# Mathish

the two halves of my tasty brain

## Learn You a Haskell for Great Good

To be completely honest, I’m not much of a reader. My reading speed lies somewhere between “painfully slow” and “potentially illiterate,” so reading fiction, in particular, is more chore than hobby. I love works of reference when they have well constructed indices or, better yet, hyperlinks between related topics — my bookshelves and wikipedia usage can attest to this. I’m also fascinated with “meta-reading” fiction, where I read summaries, critiques and so forth of some work to gain insights into what it’s all about, but without reading the actual source material. This fascination is probably the only reason I didn’t fail every high school English class. The point of this, which I’m dangerously close to completely losing, is that my thoughts on a book are generally not of much use to anyone else.

## Terrible Ideas

While lurking on the #ruby-lang channel on freenode.net, oddmund suggested creating a method_missing handler that would “auto-correct” misspelled method. His suggestion was of course a joke, but it was a pretty good one, so he implemented it. I provided my own implementation, along with some other terrible ideas.

## Bayesian Classification
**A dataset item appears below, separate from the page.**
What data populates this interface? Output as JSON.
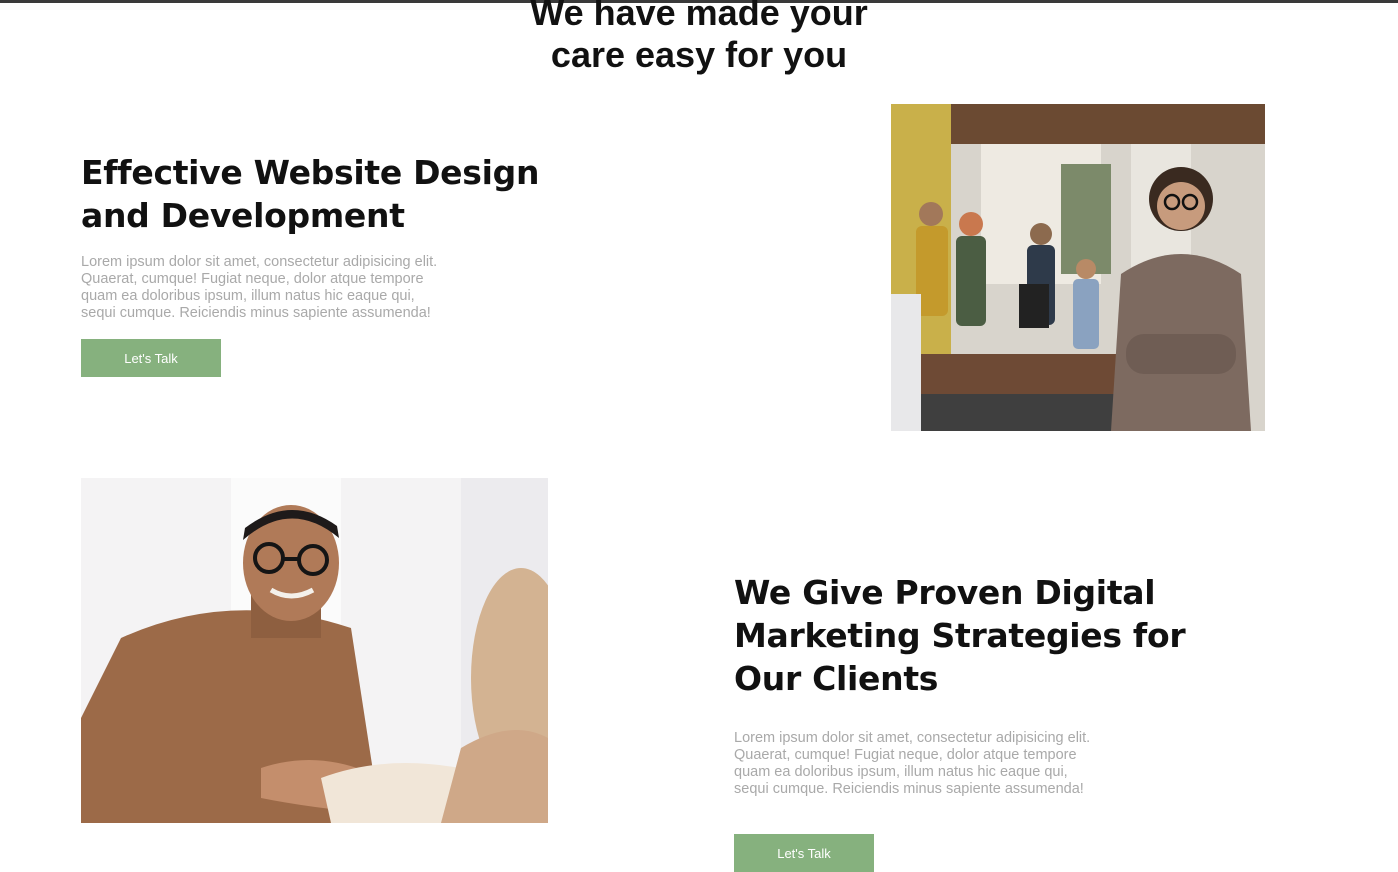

After using the classifier I originally laid out in this post, I discovered that my method of calculating $P(D)$ was very flawed. I have made the appropriate revisions.

## Properties of Code: Challenges of Readability

I’ve written the first follow-up to Properties of Code: Functional Complexity about 3 times now and have scrapped it 3 times. Every attempt has been less “mathy” than the start of the series; each has contained an interesting point or two, but those nuggets get buried under a mountain of meandering.

## The Un-Ruby

A follow up to Properties of Code: Functional Complexity is coming. It’s much less “mathy” than its predecessor but serves as a jumping off point for the next in the series. However, there is something that has been nagging at me after watching some of the talks at this year’s RailsConf. It’s a ubiquitous and seemingly trivial thing, but it bothers the hell out of me: ActiveSupport::Concern.

## OpenSSL in Ruby

The following code assumes that there is a subdirectory named certs containing known certificates in PEM format, and a subdir keys containing the client’s private RSA key. Further, there are lots of comments specific to my actual needs, namely exporting keys generated in Java using keytool for an Apache ActiveMQ message broker. Lastly, to use the ca_path method, the certs directory needs to be properly indexed using c_rehash (make sure the underlying version of openssl matches the version Ruby’s OpenSSL extension was built against, otherwise the hash algorithm may not be the same.)